A new survey suggests that three-quarters of employers plan to offer a holiday bonus to their employees this year, up from 67 percent a year earlier. But if you aren’t planning to, does that make you a Grinch? Read on to find out.
According to the survey by Accounting Principals, the quantity of said bonus – if monetary to begin with – varies widely, with 13 percent offering a bonus of $1 – $99, 37 percent offering a gift in the range of $100 to $499 and 21 percent planning to offer $500 to $999. A further 29 percent, however, plan to offer in excess of $1,000 this holiday season. So, based on these numbers, the average bonus amount for the 2016 year comes out at a whopping $1,081, up from $858 last year.

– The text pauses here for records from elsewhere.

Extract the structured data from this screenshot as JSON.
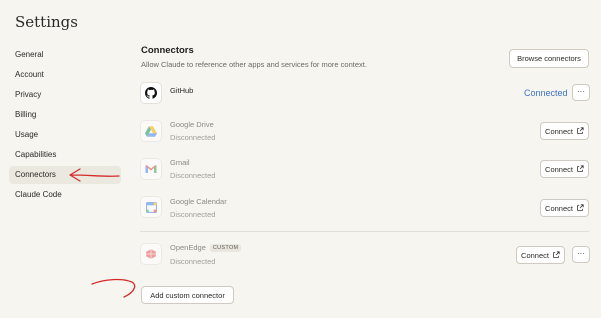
{
  "page": {
    "title": "Settings"
  },
  "sidebar": {
    "items": [
      {
        "label": "General",
        "active": false
      },
      {
        "label": "Account",
        "active": false
      },
      {
        "label": "Privacy",
        "active": false
      },
      {
        "label": "Billing",
        "active": false
      },
      {
        "label": "Usage",
        "active": false
      },
      {
        "label": "Capabilities",
        "active": false
      },
      {
        "label": "Connectors",
        "active": true
      },
      {
        "label": "Claude Code",
        "active": false
      }
    ]
  },
  "connectors": {
    "title": "Connectors",
    "description": "Allow Claude to reference other apps and services for more context.",
    "browse_label": "Browse connectors",
    "github": {
      "name": "GitHub",
      "status": "Connected",
      "more": "···",
      "icon": "github-icon"
    },
    "google_drive": {
      "name": "Google Drive",
      "status": "Disconnected",
      "action": "Connect",
      "icon": "google-drive-icon"
    },
    "gmail": {
      "name": "Gmail",
      "status": "Disconnected",
      "action": "Connect",
      "icon": "gmail-icon"
    },
    "google_calendar": {
      "name": "Google Calendar",
      "status": "Disconnected",
      "action": "Connect",
      "icon": "google-calendar-icon"
    },
    "openedge": {
      "name": "OpenEdge",
      "badge": "CUSTOM",
      "status": "Disconnected",
      "action": "Connect",
      "more": "···",
      "icon": "openedge-icon"
    },
    "add_custom_label": "Add custom connector"
  },
  "colors": {
    "accent": "#3d72c8",
    "background": "#f7f5f0",
    "annotation": "#d42a2a"
  }
}
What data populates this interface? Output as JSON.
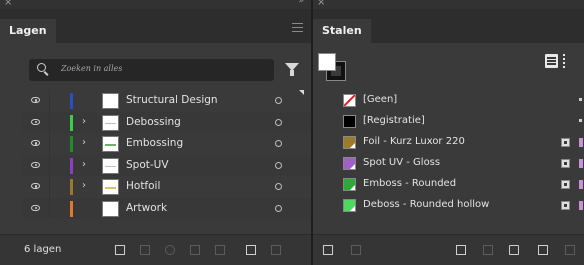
{
  "layers_panel": {
    "title": "Lagen",
    "search_placeholder": "Zoeken in alles",
    "count_label": "6 lagen",
    "layers": [
      {
        "name": "Structural Design",
        "color": "#2a4fc4",
        "expandable": false,
        "thumb_line": ""
      },
      {
        "name": "Debossing",
        "color": "#36d04a",
        "expandable": true,
        "thumb_line": "#bdbdbd"
      },
      {
        "name": "Embossing",
        "color": "#1f8e2a",
        "expandable": true,
        "thumb_line": "#6db36d"
      },
      {
        "name": "Spot-UV",
        "color": "#8d3fc3",
        "expandable": true,
        "thumb_line": "#bdbdbd"
      },
      {
        "name": "Hotfoil",
        "color": "#9a7a2a",
        "expandable": true,
        "thumb_line": "#d6c36b"
      },
      {
        "name": "Artwork",
        "color": "#e07a2a",
        "expandable": false,
        "thumb_line": ""
      }
    ],
    "bottom_icons": [
      "make-clipping-mask-icon",
      "collect-icon",
      "locate-object-icon",
      "link-icon",
      "convert-icon",
      "new-sublayer-icon",
      "new-layer-icon",
      "delete-icon"
    ]
  },
  "swatches_panel": {
    "title": "Stalen",
    "swatches": [
      {
        "name": "[Geen]",
        "color": "none",
        "type": "none"
      },
      {
        "name": "[Registratie]",
        "color": "#000000",
        "type": "registration"
      },
      {
        "name": "Foil - Kurz Luxor 220",
        "color": "#9c7b2c",
        "type": "spot"
      },
      {
        "name": "Spot UV - Gloss",
        "color": "#a060c8",
        "type": "spot"
      },
      {
        "name": "Emboss - Rounded",
        "color": "#2fa83a",
        "type": "spot"
      },
      {
        "name": "Deboss - Rounded hollow",
        "color": "#4fd860",
        "type": "spot"
      }
    ],
    "bottom_icons": [
      "library-icon",
      "place-swatch-icon",
      "color-group-icon",
      "folder-icon",
      "new-swatch-icon",
      "delete-icon"
    ]
  }
}
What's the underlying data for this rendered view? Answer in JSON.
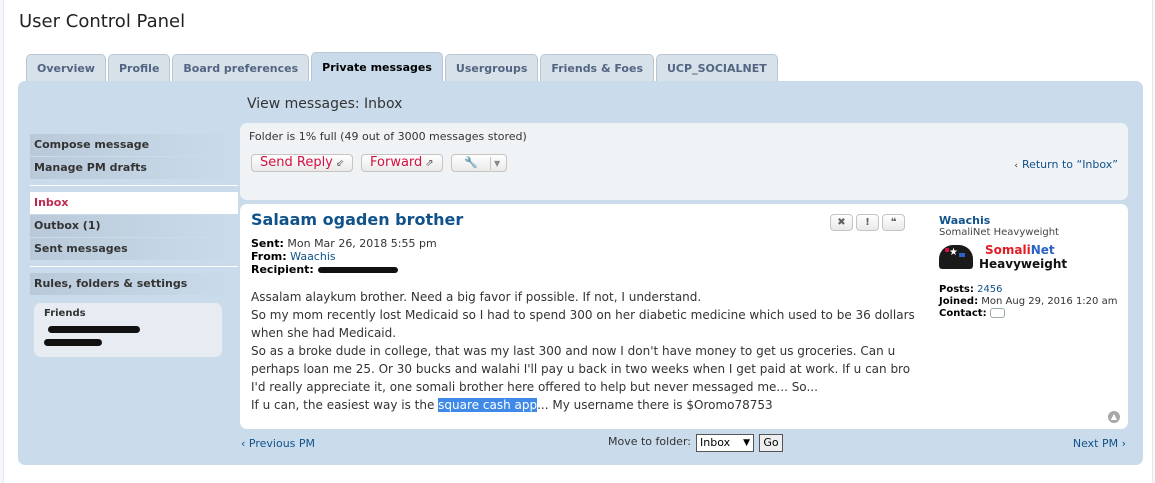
{
  "page": {
    "title": "User Control Panel"
  },
  "tabs": [
    {
      "label": "Overview"
    },
    {
      "label": "Profile"
    },
    {
      "label": "Board preferences"
    },
    {
      "label": "Private messages",
      "active": true
    },
    {
      "label": "Usergroups"
    },
    {
      "label": "Friends & Foes"
    },
    {
      "label": "UCP_SOCIALNET"
    }
  ],
  "sidebar": {
    "items": [
      {
        "label": "Compose message"
      },
      {
        "label": "Manage PM drafts"
      },
      {
        "label": "Inbox",
        "active": true
      },
      {
        "label": "Outbox (1)"
      },
      {
        "label": "Sent messages"
      },
      {
        "label": "Rules, folders & settings"
      }
    ],
    "friends_title": "Friends"
  },
  "main": {
    "view_title": "View messages: Inbox",
    "folder_status": "Folder is 1% full (49 out of 3000 messages stored)",
    "send_reply_label": "Send Reply",
    "forward_label": "Forward",
    "return_label": "Return to “Inbox”"
  },
  "message": {
    "subject": "Salaam ogaden brother",
    "sent_label": "Sent:",
    "sent_value": "Mon Mar 26, 2018 5:55 pm",
    "from_label": "From:",
    "from_value": "Waachis",
    "recipient_label": "Recipient:",
    "lines": [
      "Assalam alaykum brother. Need a big favor if possible. If not, I understand.",
      "So my mom recently lost Medicaid so I had to spend 300 on her diabetic medicine which used to be 36 dollars when she had Medicaid.",
      "So as a broke dude in college, that was my last 300 and now I don't have money to get us groceries. Can u perhaps loan me 25. Or 30 bucks and walahi I'll pay u back in two weeks when I get paid at work. If u can bro I'd really appreciate it, one somali brother here offered to help but never messaged me... So..."
    ],
    "last_line_before": "If u can, the easiest way is the ",
    "last_line_highlight": "square cash app",
    "last_line_after": "... My username there is $Oromo78753"
  },
  "profile": {
    "username": "Waachis",
    "rank": "SomaliNet Heavyweight",
    "rank_image_line1_a": "Somali",
    "rank_image_line1_b": "Net",
    "rank_image_line2": "Heavyweight",
    "posts_label": "Posts:",
    "posts_value": "2456",
    "joined_label": "Joined:",
    "joined_value": "Mon Aug 29, 2016 1:20 am",
    "contact_label": "Contact:"
  },
  "footer_nav": {
    "prev_label": "Previous PM",
    "next_label": "Next PM",
    "move_label": "Move to folder:",
    "move_selected": "Inbox",
    "go_label": "Go"
  },
  "colors": {
    "panel_bg": "#cadceb",
    "link": "#105289",
    "button_text": "#d31141",
    "active_sidebar": "#bc2a4d",
    "highlight": "#3f8ae8"
  }
}
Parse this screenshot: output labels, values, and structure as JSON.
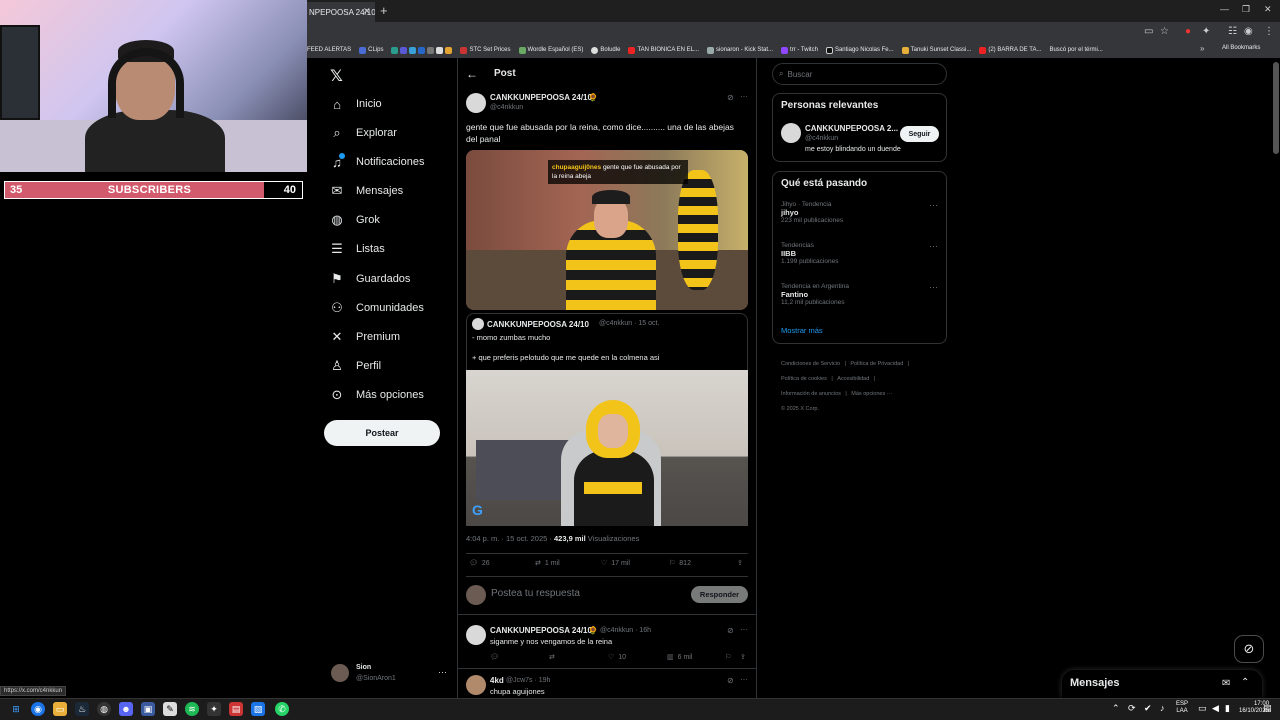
{
  "overlay": {
    "subscribers": {
      "current": "35",
      "label": "SUBSCRIBERS",
      "goal": "40"
    }
  },
  "browser": {
    "tab_title": "NPEPOOSA 24/10",
    "bookmarks": [
      "FEED ALERTAS",
      "CLips",
      "STC Set Prices",
      "Wordle Español (ES)",
      "Boludle",
      "TAN BIONICA EN EL...",
      "sionaron - Kick Stat...",
      "trr - Twitch",
      "Santiago Nicolas Fe...",
      "Tanuki Sunset Classi...",
      "(2) BARRA DE TA...",
      "Buscó por el térmi..."
    ],
    "all_bookmarks": "All Bookmarks",
    "status_url": "https://x.com/c4nkkun"
  },
  "nav": {
    "items": [
      {
        "label": "Inicio",
        "icon": "home-icon",
        "glyph": "⌂"
      },
      {
        "label": "Explorar",
        "icon": "search-icon",
        "glyph": "⌕"
      },
      {
        "label": "Notificaciones",
        "icon": "bell-icon",
        "glyph": "🔔"
      },
      {
        "label": "Mensajes",
        "icon": "mail-icon",
        "glyph": "✉"
      },
      {
        "label": "Grok",
        "icon": "grok-icon",
        "glyph": "◍"
      },
      {
        "label": "Listas",
        "icon": "list-icon",
        "glyph": "☰"
      },
      {
        "label": "Guardados",
        "icon": "bookmark-icon",
        "glyph": "⚑"
      },
      {
        "label": "Comunidades",
        "icon": "communities-icon",
        "glyph": "⚇"
      },
      {
        "label": "Premium",
        "icon": "x-icon",
        "glyph": "✕"
      },
      {
        "label": "Perfil",
        "icon": "person-icon",
        "glyph": "♙"
      },
      {
        "label": "Más opciones",
        "icon": "more-circle-icon",
        "glyph": "⋯"
      }
    ],
    "post_button": "Postear",
    "profile": {
      "name": "Sion",
      "handle": "@SionAron1"
    }
  },
  "post": {
    "header": "Post",
    "author": "CANKKUNPEPOOSA 24/10",
    "handle": "@c4nkkun",
    "text": "gente que fue abusada por la reina, como dice.......... una de las abejas del panal",
    "media_caption_user": "chupaaguij0nes",
    "media_caption_text": "gente que fue abusada por la reina abeja",
    "quote": {
      "author": "CANKKUNPEPOOSA 24/10",
      "handle": "@c4nkkun · 15 oct.",
      "line1": "- momo zumbas mucho",
      "line2": "+ que preferis pelotudo que me quede en la colmena asi"
    },
    "time": "4:04 p. m. · 15 oct. 2025 ·",
    "views": "423,9 mil",
    "views_label": "Visualizaciones",
    "stats": {
      "replies": "26",
      "reposts": "1 mil",
      "likes": "17 mil",
      "bookmarks": "812"
    },
    "reply_placeholder": "Postea tu respuesta",
    "reply_button": "Responder"
  },
  "replies": [
    {
      "author": "CANKKUNPEPOOSA 24/10",
      "handle": "@c4nkkun · 16h",
      "text": "siganme y nos vengamos de la reina",
      "likes": "10",
      "views": "6 mil"
    },
    {
      "author": "4kd",
      "handle": "@Jcw7s · 19h",
      "text": "chupa aguijones"
    }
  ],
  "sidebar": {
    "search_placeholder": "Buscar",
    "relevant": {
      "title": "Personas relevantes",
      "name": "CANKKUNPEPOOSA 2...",
      "handle": "@c4nkkun",
      "bio": "me estoy blindando un duende",
      "follow": "Seguir"
    },
    "trending": {
      "title": "Qué está pasando",
      "items": [
        {
          "context": "Jihyo · Tendencia",
          "name": "jihyo",
          "count": "223 mil publicaciones"
        },
        {
          "context": "Tendencias",
          "name": "IIBB",
          "count": "1.199 publicaciones"
        },
        {
          "context": "Tendencia en Argentina",
          "name": "Fantino",
          "count": "11,2 mil publicaciones"
        }
      ],
      "show_more": "Mostrar más"
    },
    "footer": {
      "line1": [
        "Condiciones de Servicio",
        "Política de Privacidad"
      ],
      "line2": [
        "Política de cookies",
        "Accesibilidad"
      ],
      "line3": [
        "Información de anuncios",
        "Más opciones ···"
      ],
      "copyright": "© 2025 X Corp."
    }
  },
  "messages": {
    "title": "Mensajes"
  },
  "taskbar": {
    "lang1": "ESP",
    "lang2": "LAA",
    "time": "17:00",
    "date": "16/10/2025"
  }
}
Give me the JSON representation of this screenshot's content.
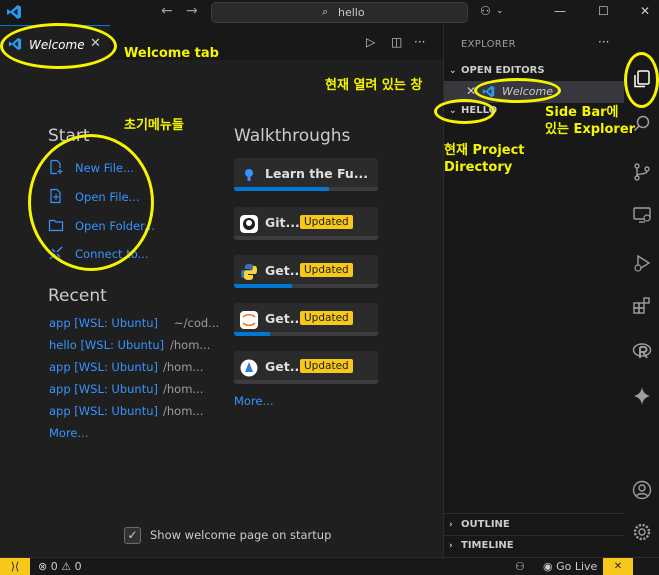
{
  "title_bar": {
    "search_text": "hello"
  },
  "tab": {
    "label": "Welcome"
  },
  "welcome": {
    "start_title": "Start",
    "start_items": [
      {
        "label": "New File..."
      },
      {
        "label": "Open File..."
      },
      {
        "label": "Open Folder..."
      },
      {
        "label": "Connect to..."
      }
    ],
    "recent_title": "Recent",
    "recent_items": [
      {
        "name": "app [WSL: Ubuntu]",
        "path": "~/cod..."
      },
      {
        "name": "hello [WSL: Ubuntu]",
        "path": "/hom..."
      },
      {
        "name": "app [WSL: Ubuntu]",
        "path": "/hom..."
      },
      {
        "name": "app [WSL: Ubuntu]",
        "path": "/hom..."
      },
      {
        "name": "app [WSL: Ubuntu]",
        "path": "/hom..."
      }
    ],
    "recent_more": "More...",
    "walkthroughs_title": "Walkthroughs",
    "walkthroughs": [
      {
        "label": "Learn the Fu...",
        "badge": "",
        "progress": 0.66
      },
      {
        "label": "Git...",
        "badge": "Updated",
        "progress": 0.0
      },
      {
        "label": "Get...",
        "badge": "Updated",
        "progress": 0.4
      },
      {
        "label": "Get...",
        "badge": "Updated",
        "progress": 0.25
      },
      {
        "label": "Get...",
        "badge": "Updated",
        "progress": 0.0
      }
    ],
    "walkthroughs_more": "More...",
    "show_on_startup_label": "Show welcome page on startup",
    "show_on_startup_checked": true
  },
  "sidebar": {
    "title": "EXPLORER",
    "open_editors_label": "OPEN EDITORS",
    "open_editor_item": "Welcome",
    "folder_label": "HELLO",
    "outline_label": "OUTLINE",
    "timeline_label": "TIMELINE"
  },
  "status_bar": {
    "errors": "0",
    "warnings": "0",
    "go_live": "Go Live"
  },
  "annotations": {
    "welcome_tab": "Welcome tab",
    "initial_menus": "초기메뉴들",
    "open_window": "현재 열려 있는 창",
    "project_dir_line1": "현재 Project",
    "project_dir_line2": "Directory",
    "sidebar_explorer_line1": "Side Bar에",
    "sidebar_explorer_line2": "있는 Explorer"
  },
  "colors": {
    "accent": "#0078d4",
    "link": "#3794ff",
    "annotation": "#f5f500",
    "badge": "#f7c719"
  }
}
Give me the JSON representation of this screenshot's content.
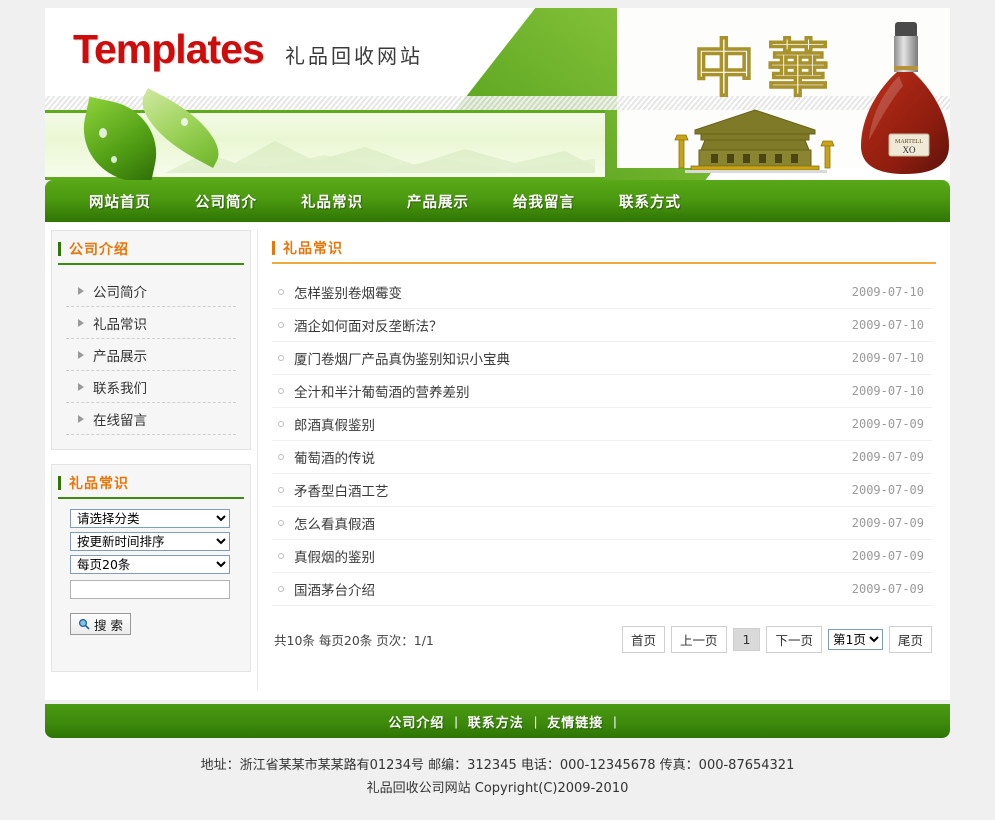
{
  "header": {
    "logo_main": "Templates",
    "logo_sub": "礼品回收网站",
    "banner_characters": "中華",
    "banner_bottle_label": "XO",
    "banner_bottle_brand": "MARTELL"
  },
  "nav": {
    "items": [
      {
        "label": "网站首页"
      },
      {
        "label": "公司简介"
      },
      {
        "label": "礼品常识"
      },
      {
        "label": "产品展示"
      },
      {
        "label": "给我留言"
      },
      {
        "label": "联系方式"
      }
    ]
  },
  "sidebar": {
    "company_panel": {
      "title": "公司介绍",
      "items": [
        {
          "label": "公司简介"
        },
        {
          "label": "礼品常识"
        },
        {
          "label": "产品展示"
        },
        {
          "label": "联系我们"
        },
        {
          "label": "在线留言"
        }
      ]
    },
    "search_panel": {
      "title": "礼品常识",
      "category_select": "请选择分类",
      "sort_select": "按更新时间排序",
      "perpage_select": "每页20条",
      "keyword_value": "",
      "keyword_placeholder": "",
      "search_button": "搜 索",
      "search_icon": "magnifier-icon"
    }
  },
  "main": {
    "title": "礼品常识",
    "articles": [
      {
        "title": "怎样鉴别卷烟霉变",
        "date": "2009-07-10"
      },
      {
        "title": "酒企如何面对反垄断法？",
        "date": "2009-07-10"
      },
      {
        "title": "厦门卷烟厂产品真伪鉴别知识小宝典",
        "date": "2009-07-10"
      },
      {
        "title": "全汁和半汁葡萄酒的营养差别",
        "date": "2009-07-10"
      },
      {
        "title": "郎酒真假鉴别",
        "date": "2009-07-09"
      },
      {
        "title": "葡萄酒的传说",
        "date": "2009-07-09"
      },
      {
        "title": "矛香型白酒工艺",
        "date": "2009-07-09"
      },
      {
        "title": "怎么看真假酒",
        "date": "2009-07-09"
      },
      {
        "title": "真假烟的鉴别",
        "date": "2009-07-09"
      },
      {
        "title": "国酒茅台介绍",
        "date": "2009-07-09"
      }
    ],
    "pager": {
      "info": "共10条 每页20条 页次：1/1",
      "first": "首页",
      "prev": "上一页",
      "current": "1",
      "next": "下一页",
      "jump": "第1页",
      "last": "尾页"
    }
  },
  "footer": {
    "links": [
      {
        "label": "公司介绍"
      },
      {
        "label": "联系方法"
      },
      {
        "label": "友情链接"
      }
    ],
    "separator": "|",
    "address_line": "地址：浙江省某某市某某路有01234号 邮编：312345 电话：000-12345678 传真：000-87654321",
    "copyright_line": "礼品回收公司网站  Copyright(C)2009-2010"
  },
  "colors": {
    "brand_red": "#cf0c0c",
    "nav_green": "#3d8a0c",
    "accent_orange": "#e8760a",
    "panel_bg": "#f6f6f6"
  }
}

So, what motivates employers to offer a reward at the end of the year? According to the survey, the number one reason is to keep workers motivated through year-end, which was cited by 54 percent of firms. In addition, 45 percent said it helped keep employees positive and upbeat, 34 percent felt that it encouraged workers to take on additional job duties and 23 percent said it reminded the company of their accomplishments.
But do bonuses have to be paid out in cash? According to Kim Gottschalk, the senior regional vice president at Accounting Principals, non-monetary perks – such as extra time off – are still very much valued by employees. “While issuing holiday bonuses is an excellent way to reward employees and help attract top talent, we’re also seeing employers that are offering extra paid time off during the holidays, which goes a long way in increasing morale and attracting new employees,” she notes.
And as for the companies that aren’t offering any type of holiday reward, 22 percent said they didn’t because they give bonuses at other times of the year, 11 percent had financial performance issues that prevent giving bonuses, 11 percent were concerned about the sluggish economy and 7 percent reported that they make a charitable contribution in lieu of a holiday bonus.